1. Powerful and Continuing Nationalism – The Tea Party tends to make constant use of patriotic mottos, slogans, symbols, songs, and other paraphernalia. Flags are seen everywhere, as are flag symbols on clothing and in public displays.
2. Disdain for the Recognition of Human Rights – Because of fear of enemies and the need for security, the people in the Tea Party are persuaded that human rights can be ignored in certain cases because of “need.” They tend to look the other way or even approve of torture, summary executions, assassinations, long incarcerations of prisoners, etc.
3. Identification of Enemies/Scapegoats as a Unifying Cause – They are rallied into a unifying patriotic frenzy over the need to eliminate a perceived common threat or foe: racial , ethnic or religious minorities; liberals; communists; socialists, terrorists, etc.

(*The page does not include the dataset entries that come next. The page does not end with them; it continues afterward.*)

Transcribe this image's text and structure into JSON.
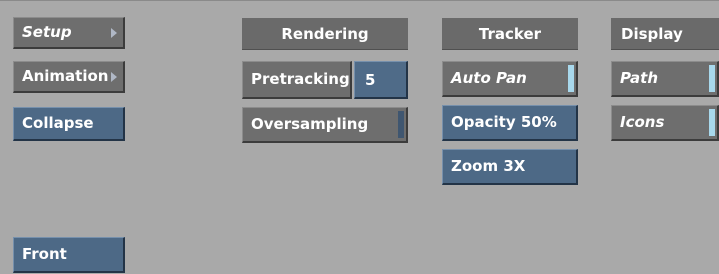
{
  "left_column": {
    "setup_label": "Setup",
    "animation_label": "Animation",
    "collapse_label": "Collapse",
    "front_label": "Front"
  },
  "rendering": {
    "header": "Rendering",
    "pretracking_label": "Pretracking",
    "pretracking_value": "5",
    "oversampling_label": "Oversampling"
  },
  "tracker": {
    "header": "Tracker",
    "auto_pan_label": "Auto Pan",
    "opacity_label": "Opacity 50%",
    "zoom_label": "Zoom 3X"
  },
  "display": {
    "header": "Display",
    "path_label": "Path",
    "icons_label": "Icons"
  },
  "colors": {
    "background": "#a9a9a9",
    "gray_button": "#6e6e6e",
    "blue_button": "#4d6986",
    "toggle_on": "#a8d8ec"
  }
}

4. Supremacy of the Military – Even with widespread domestic problems, the military is given a disproportionate amount of government funding priority, and the domestic agenda is neglected. Soldiers and military service are glamorized.
5. Rampant Sexism – The organizers of the Tea Party tend to be almost exclusively male-dominated. Under the Tea Party, traditional gender roles are made more rigid. Divorce, abortion and homosexuality are suppressed and they are represented as the ultimate guardian of the family institution.
6. Controlled Mass Media – Sometimes the media is directly controlled by the Tea Party, but in other cases, the media is indirectly controlled by advertisers, or sympathetic media spokespeople and executives. Censorship of conflicting views, especially regarding war, is very common.
7. Obsession with National Security – Fear is used as a motivational tool by the Tea Party over the masses.
8. Religion and Government are Intertwined – The Tea Party tend to use the most common religion in the nation as a tool to manipulate public opinion. Religious rhetoric and terminology is common from Tea Party leaders, even when the major tenets of the religion are diametrically opposed to the Tea Party’s policies or actions.
9. Corporate Power is Protected – The industrial and business aristocracy behind the Tea Party often are the ones who put the government leaders into power, creating a mutually beneficial business/government relationship and power elite.
10. Labor Power is Suppressed – Because the organizing power of labor is the only real threat to a Tea Party government, labor unions are either eliminated entirely, or are severely suppressed.
11. Disdain for Intellectuals and the Arts – The Tea Party tends to promote and tolerate open hostility to public education, and academia. It is not uncommon for professors and other academics to be censored or even fired. Free expression in the arts and letters is openly attacked.
12. Obsession with Crime and Punishment – Under the Tea Party, the police will be given almost limitless power to enforce laws. The people are often willing to overlook police abuses and even forgo civil liberties in the name of patriotism. There may be a national police force with virtually unlimited power in a Tea Party government.
13. Rampant Cronyism and Corruption – The Tea Party will be governed by groups of friends and associates who appoint each other to government positions and use governmental power and authority to protect their friends from accountability. It would not be uncommon with the Tea Party for national resources and even treasures to be appropriated or even outright stolen by government leaders.
14. Fraudulent Elections – Elections are manipulated by smear campaigns against or even character assassination of opposition candidates, use of legislation to control voting numbers or political district boundaries, and manipulation of the media. Tea Party influence also typically uses the judiciary to manipulate or control elections.
Dr. Lawrence Britt has examined the fascist regimes of Hitler (Germany), Mussolini (Italy), Franco (Spain), Suharto (Indonesia) and several Latin American regimes. He missed the Tea Party. Britt found 14 defining characteristics common to each: